Some Professors' Jitters Over Twitter Are Easing, announced an article in The Washington Post last week, reflecting the explosion of interest that this relatively new communications tool is experiencing this year. As with discussions of any new technology, reporting on Twitter is a often a combination of breathless enthusiasm and snarky criticism, as well as a fair amount of befuddlement and misunderstanding.
(For those unfamiliar with Twitter, the related Wikipedia article might be helpful.)

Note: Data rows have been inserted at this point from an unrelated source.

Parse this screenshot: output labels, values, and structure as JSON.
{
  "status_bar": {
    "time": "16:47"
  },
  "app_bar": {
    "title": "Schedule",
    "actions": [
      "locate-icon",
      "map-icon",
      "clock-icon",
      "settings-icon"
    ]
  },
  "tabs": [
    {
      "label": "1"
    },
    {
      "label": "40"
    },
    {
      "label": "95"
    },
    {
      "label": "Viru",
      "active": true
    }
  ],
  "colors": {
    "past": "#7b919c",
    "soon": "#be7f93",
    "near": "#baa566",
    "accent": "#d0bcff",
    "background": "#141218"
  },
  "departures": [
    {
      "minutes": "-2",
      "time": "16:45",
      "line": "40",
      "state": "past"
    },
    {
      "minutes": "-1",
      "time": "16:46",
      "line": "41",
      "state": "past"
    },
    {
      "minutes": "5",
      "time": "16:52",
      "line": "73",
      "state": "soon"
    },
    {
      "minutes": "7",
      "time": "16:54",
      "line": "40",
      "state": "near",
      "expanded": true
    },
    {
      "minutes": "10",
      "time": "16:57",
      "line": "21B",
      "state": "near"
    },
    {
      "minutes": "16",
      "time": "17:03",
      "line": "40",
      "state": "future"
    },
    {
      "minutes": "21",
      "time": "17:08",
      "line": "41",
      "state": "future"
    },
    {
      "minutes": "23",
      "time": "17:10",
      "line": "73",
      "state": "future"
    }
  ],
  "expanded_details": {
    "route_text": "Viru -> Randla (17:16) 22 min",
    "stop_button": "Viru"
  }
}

While discussions about the use of a tool like Twitter are now, suddenly, quite mainstream in many places, educators have been exploring the tool for awhile. Search Google and you'll find lots of useful references, like this one from way back <grin> in 2007. (Or better yet, search on Twitter itself!) As occurs with any potential new innovation in education, response to this exploration and experimentation has at times been rather heated (have a look at the comments to the article from U.K.'s Guardian newspaper in March when it announced, with just a touch of hyperbole, Pupils to study Twitter and blogs in primary schools shake-up).
So what, you might ask, does all of this have to do with the use of ICTs in education in developing countries?